**About this exercise:**
After finding the line with "Give me the", restate it and each remaining line of the material word for word, omitting every picture.

**Supplied data:**
%%

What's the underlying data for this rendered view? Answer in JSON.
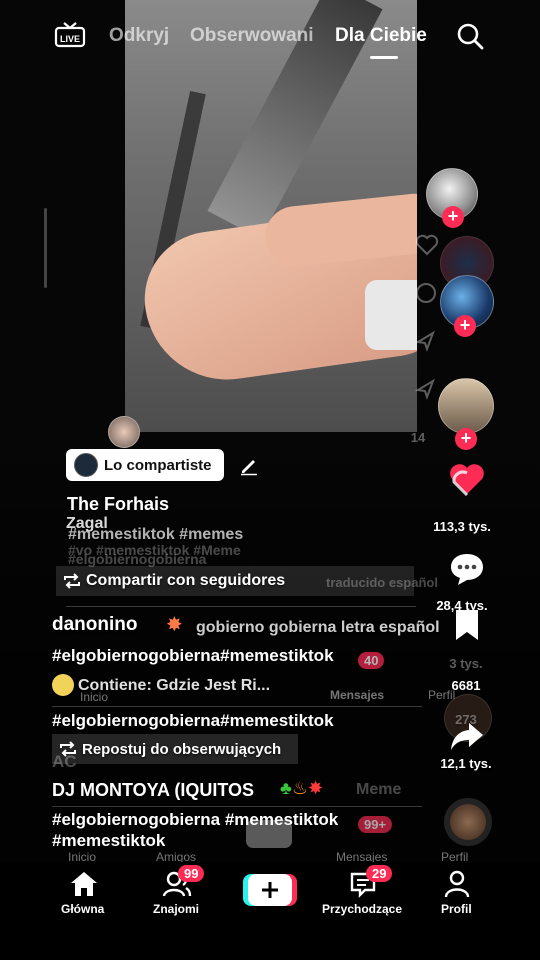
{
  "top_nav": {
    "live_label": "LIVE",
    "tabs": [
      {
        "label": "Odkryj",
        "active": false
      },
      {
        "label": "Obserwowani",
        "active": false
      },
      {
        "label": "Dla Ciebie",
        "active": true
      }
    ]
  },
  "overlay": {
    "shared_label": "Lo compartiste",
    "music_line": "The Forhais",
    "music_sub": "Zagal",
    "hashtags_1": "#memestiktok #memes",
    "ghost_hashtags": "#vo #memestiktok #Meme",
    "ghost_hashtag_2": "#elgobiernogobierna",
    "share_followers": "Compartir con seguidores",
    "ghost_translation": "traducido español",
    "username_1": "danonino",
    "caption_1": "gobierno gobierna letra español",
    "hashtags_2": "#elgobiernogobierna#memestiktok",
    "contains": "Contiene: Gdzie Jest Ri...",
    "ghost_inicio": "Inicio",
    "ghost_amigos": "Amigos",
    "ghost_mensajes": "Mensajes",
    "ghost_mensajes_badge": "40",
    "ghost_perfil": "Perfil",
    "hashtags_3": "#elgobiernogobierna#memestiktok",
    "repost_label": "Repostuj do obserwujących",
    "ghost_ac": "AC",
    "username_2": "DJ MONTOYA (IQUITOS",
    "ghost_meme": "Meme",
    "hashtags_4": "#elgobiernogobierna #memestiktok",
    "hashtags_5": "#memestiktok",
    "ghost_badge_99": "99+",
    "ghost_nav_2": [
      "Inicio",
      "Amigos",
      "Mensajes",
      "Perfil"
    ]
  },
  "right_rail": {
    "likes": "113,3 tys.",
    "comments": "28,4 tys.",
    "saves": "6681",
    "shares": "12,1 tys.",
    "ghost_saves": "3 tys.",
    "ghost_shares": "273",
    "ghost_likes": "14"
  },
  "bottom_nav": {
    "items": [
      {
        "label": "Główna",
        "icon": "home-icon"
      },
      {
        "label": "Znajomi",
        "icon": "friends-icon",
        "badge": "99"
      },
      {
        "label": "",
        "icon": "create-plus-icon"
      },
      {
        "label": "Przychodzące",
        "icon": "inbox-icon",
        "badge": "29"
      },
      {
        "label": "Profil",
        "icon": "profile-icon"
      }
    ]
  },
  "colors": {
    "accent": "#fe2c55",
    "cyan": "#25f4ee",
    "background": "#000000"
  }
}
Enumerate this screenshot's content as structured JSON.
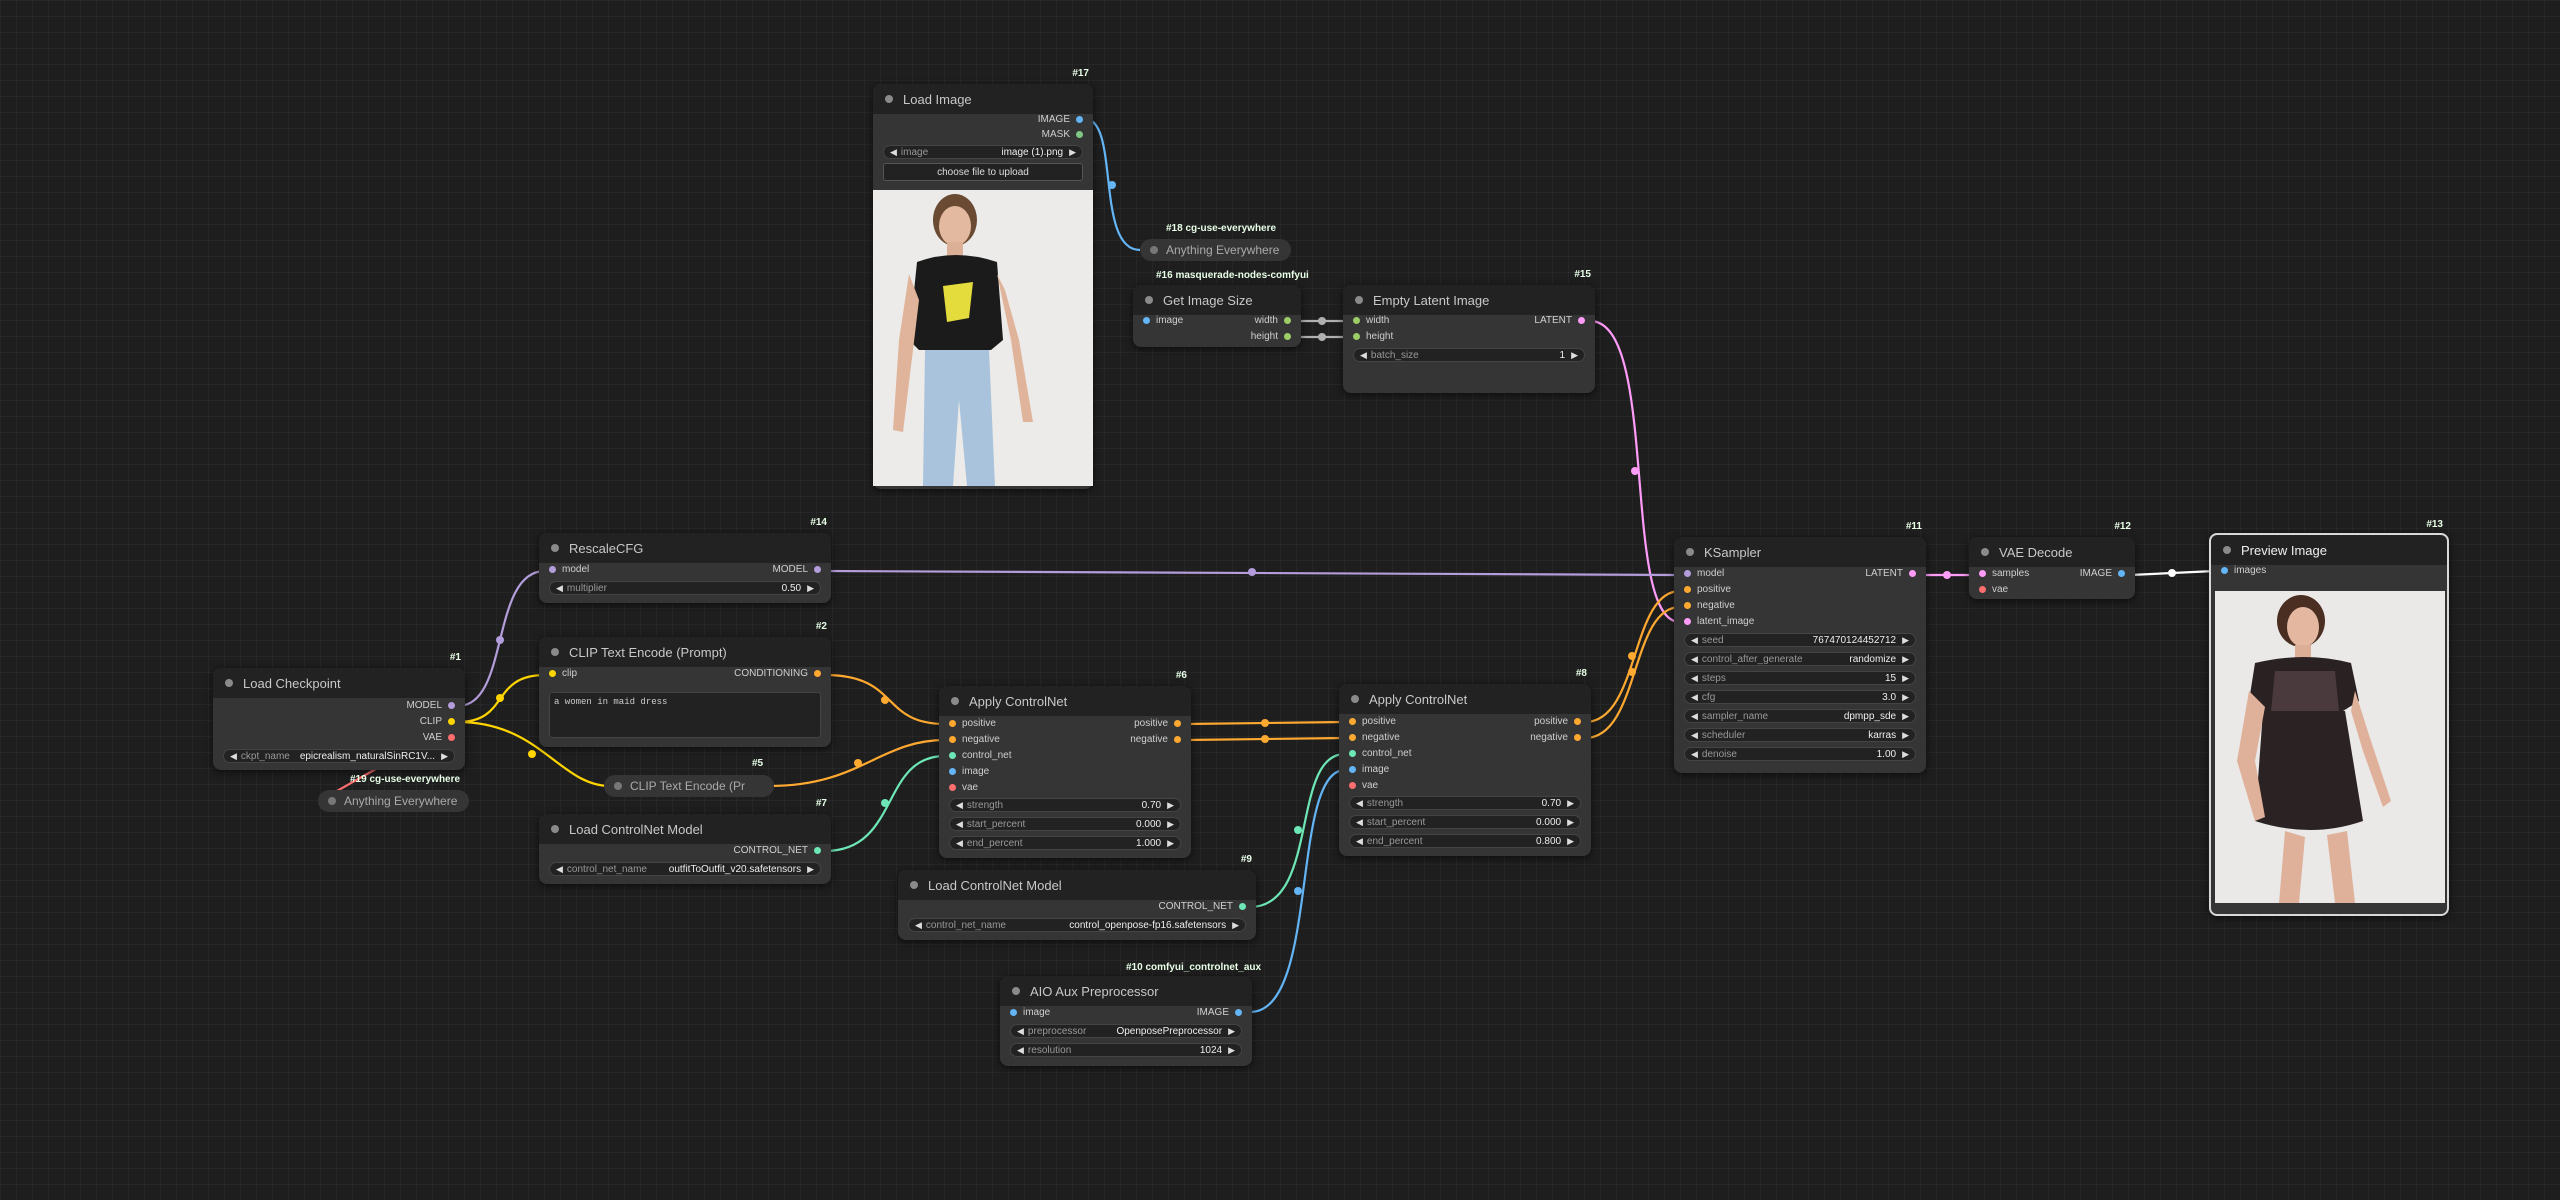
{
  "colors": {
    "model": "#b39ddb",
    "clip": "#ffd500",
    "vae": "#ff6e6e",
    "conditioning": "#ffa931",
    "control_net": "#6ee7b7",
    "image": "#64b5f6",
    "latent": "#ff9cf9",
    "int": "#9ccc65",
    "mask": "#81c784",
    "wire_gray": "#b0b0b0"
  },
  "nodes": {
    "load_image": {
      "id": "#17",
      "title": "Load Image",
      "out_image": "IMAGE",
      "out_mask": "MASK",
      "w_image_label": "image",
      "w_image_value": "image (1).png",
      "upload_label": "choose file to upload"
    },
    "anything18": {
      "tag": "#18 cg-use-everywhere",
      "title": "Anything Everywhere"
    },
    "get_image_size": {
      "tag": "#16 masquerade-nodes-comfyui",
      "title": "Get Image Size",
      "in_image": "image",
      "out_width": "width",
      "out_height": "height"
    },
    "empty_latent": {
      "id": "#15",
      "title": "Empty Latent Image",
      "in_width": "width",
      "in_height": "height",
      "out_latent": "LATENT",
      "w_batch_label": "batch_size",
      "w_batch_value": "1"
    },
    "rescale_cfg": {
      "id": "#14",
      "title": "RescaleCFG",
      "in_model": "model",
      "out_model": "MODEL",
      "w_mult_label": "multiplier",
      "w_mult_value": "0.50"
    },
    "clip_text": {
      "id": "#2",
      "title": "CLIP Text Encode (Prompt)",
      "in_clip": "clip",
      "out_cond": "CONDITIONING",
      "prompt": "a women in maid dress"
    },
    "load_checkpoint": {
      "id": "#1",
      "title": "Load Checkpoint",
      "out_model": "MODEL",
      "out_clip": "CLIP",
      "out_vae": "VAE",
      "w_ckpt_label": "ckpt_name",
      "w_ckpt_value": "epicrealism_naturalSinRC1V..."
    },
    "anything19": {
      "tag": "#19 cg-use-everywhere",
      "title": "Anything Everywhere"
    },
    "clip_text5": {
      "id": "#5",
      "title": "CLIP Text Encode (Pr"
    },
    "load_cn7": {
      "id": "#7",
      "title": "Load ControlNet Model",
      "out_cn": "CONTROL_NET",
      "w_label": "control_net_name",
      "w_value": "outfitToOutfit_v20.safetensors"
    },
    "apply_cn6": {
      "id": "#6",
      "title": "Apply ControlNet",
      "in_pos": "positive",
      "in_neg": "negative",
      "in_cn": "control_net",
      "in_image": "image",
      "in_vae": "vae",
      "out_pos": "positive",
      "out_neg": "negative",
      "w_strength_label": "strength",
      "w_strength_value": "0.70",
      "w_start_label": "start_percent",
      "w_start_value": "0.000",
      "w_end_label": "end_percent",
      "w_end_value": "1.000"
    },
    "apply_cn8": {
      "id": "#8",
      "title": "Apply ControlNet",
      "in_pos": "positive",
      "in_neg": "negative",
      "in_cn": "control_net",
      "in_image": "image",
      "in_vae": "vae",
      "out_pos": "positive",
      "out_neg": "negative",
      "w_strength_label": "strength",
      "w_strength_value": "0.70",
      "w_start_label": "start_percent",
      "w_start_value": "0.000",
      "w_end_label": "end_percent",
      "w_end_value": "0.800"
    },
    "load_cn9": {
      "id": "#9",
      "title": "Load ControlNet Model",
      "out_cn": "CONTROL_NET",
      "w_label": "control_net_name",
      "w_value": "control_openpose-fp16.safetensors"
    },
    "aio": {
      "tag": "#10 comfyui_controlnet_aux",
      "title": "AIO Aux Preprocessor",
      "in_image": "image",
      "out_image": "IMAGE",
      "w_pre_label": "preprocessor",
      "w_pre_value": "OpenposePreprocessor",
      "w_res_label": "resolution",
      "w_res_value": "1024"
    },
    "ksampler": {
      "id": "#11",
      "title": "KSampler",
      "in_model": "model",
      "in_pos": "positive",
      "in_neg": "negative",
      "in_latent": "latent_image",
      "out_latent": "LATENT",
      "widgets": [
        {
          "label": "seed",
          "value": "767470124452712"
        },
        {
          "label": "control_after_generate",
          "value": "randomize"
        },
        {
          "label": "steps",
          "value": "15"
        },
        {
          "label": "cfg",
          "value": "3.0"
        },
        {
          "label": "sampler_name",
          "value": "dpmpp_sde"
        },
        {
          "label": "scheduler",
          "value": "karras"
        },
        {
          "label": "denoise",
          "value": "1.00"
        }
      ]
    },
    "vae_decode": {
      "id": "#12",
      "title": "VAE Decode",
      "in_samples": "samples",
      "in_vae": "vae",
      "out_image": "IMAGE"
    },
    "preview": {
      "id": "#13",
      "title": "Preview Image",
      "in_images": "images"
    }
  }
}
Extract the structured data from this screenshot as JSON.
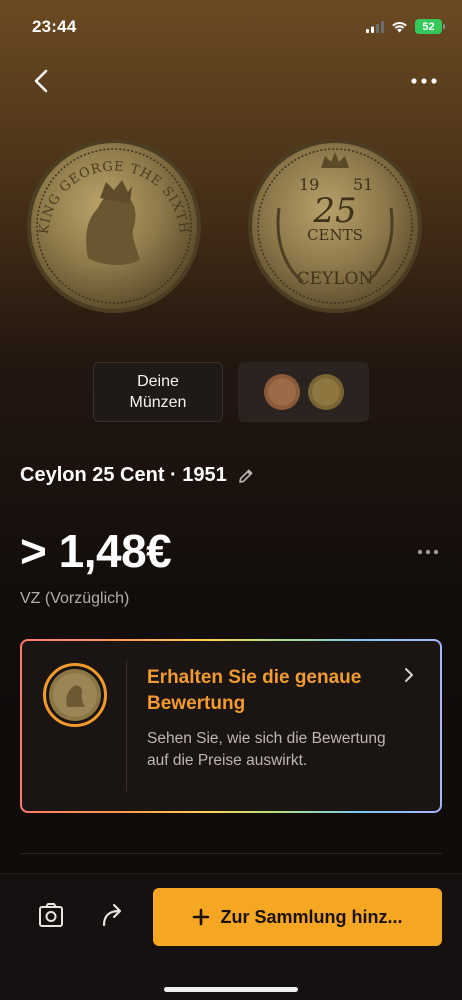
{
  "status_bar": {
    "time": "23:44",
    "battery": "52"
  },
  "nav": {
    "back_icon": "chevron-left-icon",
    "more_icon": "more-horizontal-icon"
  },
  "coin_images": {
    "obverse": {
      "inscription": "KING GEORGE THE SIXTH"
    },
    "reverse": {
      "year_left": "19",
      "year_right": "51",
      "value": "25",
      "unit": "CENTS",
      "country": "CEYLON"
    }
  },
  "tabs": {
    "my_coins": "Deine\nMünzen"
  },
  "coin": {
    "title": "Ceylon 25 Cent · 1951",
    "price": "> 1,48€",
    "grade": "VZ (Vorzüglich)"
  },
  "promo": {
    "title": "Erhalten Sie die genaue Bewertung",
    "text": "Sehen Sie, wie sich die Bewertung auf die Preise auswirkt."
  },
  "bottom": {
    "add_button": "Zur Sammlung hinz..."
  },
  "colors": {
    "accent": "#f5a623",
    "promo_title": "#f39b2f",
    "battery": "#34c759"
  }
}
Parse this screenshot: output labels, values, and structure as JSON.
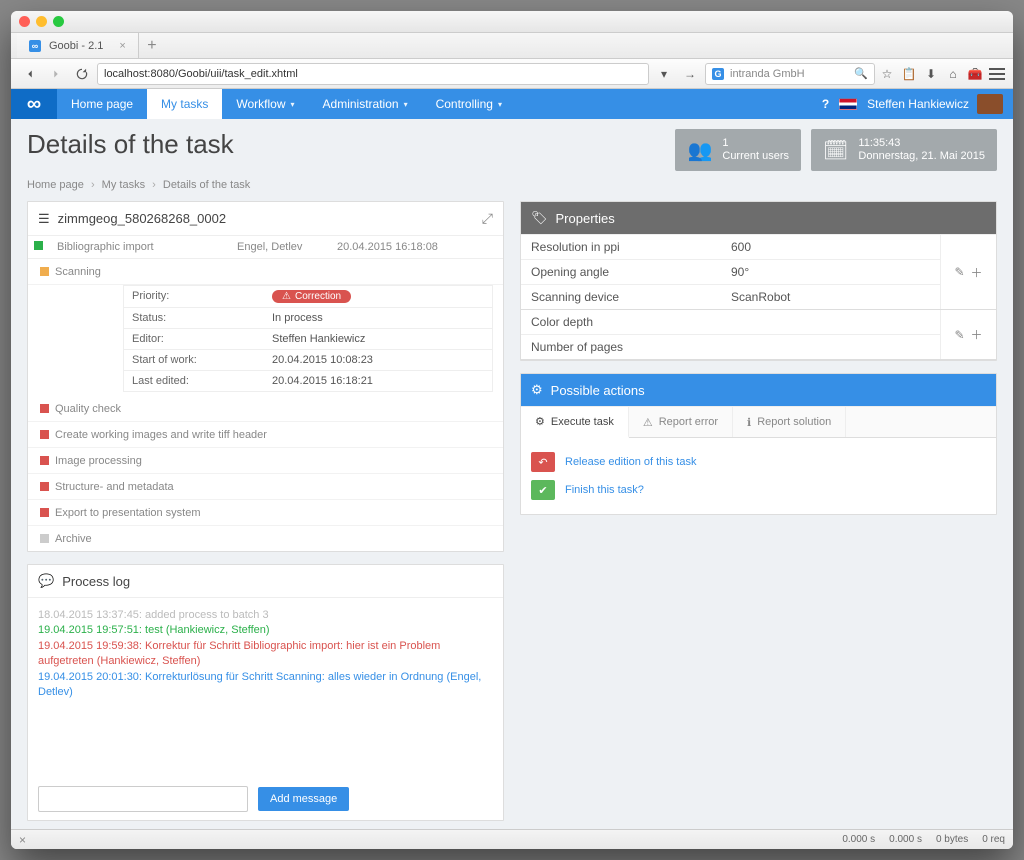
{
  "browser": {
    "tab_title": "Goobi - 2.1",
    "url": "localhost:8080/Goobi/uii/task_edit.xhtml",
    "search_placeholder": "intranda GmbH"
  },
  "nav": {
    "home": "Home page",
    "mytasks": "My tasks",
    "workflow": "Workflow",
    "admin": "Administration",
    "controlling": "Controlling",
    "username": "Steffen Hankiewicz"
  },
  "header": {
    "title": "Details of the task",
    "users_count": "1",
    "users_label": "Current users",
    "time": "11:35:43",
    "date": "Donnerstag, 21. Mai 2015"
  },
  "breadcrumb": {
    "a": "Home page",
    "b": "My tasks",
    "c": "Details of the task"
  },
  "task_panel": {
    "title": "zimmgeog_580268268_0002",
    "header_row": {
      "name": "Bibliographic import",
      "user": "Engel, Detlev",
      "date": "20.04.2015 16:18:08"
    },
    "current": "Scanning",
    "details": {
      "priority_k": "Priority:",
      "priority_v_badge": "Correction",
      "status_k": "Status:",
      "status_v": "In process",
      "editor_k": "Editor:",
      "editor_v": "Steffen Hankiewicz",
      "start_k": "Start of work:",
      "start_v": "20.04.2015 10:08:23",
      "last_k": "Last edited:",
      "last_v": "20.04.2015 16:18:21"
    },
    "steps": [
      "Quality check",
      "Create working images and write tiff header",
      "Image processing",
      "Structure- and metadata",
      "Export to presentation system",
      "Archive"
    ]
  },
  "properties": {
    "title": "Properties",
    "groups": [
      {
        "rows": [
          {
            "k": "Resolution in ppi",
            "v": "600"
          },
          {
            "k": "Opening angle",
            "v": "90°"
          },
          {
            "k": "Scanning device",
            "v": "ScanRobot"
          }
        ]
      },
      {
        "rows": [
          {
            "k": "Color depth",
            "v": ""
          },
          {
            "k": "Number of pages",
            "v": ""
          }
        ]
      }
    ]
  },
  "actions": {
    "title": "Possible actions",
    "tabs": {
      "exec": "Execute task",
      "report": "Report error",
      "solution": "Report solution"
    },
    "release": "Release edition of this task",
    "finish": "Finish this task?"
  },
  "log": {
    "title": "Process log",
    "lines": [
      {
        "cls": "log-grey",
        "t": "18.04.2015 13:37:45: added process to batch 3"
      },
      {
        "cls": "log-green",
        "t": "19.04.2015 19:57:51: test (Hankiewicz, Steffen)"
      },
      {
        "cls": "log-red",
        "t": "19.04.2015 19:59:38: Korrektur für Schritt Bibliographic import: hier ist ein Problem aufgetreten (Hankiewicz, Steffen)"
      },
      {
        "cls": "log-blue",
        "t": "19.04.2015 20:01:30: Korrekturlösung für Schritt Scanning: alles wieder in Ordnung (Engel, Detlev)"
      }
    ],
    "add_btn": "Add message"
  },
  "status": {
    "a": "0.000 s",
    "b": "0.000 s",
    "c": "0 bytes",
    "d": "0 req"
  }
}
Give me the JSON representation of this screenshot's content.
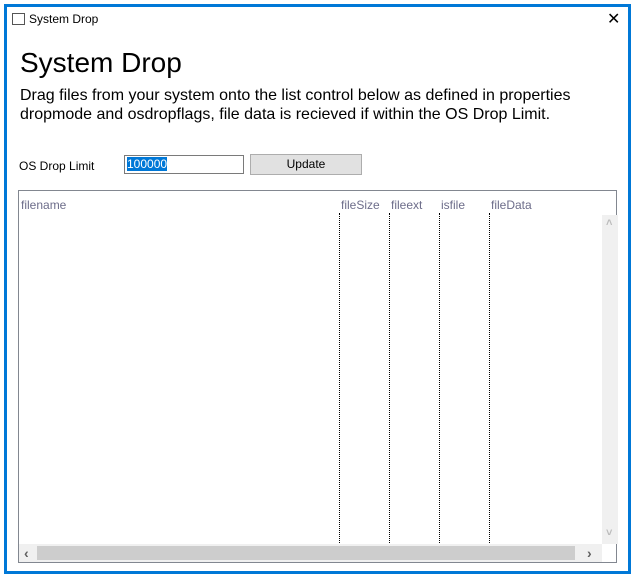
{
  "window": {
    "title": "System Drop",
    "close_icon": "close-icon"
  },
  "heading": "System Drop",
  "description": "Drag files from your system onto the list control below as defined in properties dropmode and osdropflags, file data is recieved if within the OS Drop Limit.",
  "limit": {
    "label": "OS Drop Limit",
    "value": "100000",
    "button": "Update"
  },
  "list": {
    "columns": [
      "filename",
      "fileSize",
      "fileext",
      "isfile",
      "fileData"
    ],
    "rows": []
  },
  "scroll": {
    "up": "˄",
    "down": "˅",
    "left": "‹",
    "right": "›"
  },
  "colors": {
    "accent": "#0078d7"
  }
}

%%

**Response area:**
Give me the JSON representation of this screenshot's content.
{
  "window": {
    "title": "System Drop",
    "close_icon": "close-icon"
  },
  "heading": "System Drop",
  "description": "Drag files from your system onto the list control below as defined in properties dropmode and osdropflags, file data is recieved if within the OS Drop Limit.",
  "limit": {
    "label": "OS Drop Limit",
    "value": "100000",
    "button": "Update"
  },
  "list": {
    "columns": [
      "filename",
      "fileSize",
      "fileext",
      "isfile",
      "fileData"
    ],
    "rows": []
  },
  "scroll": {
    "up": "˄",
    "down": "˅",
    "left": "‹",
    "right": "›"
  },
  "colors": {
    "accent": "#0078d7"
  }
}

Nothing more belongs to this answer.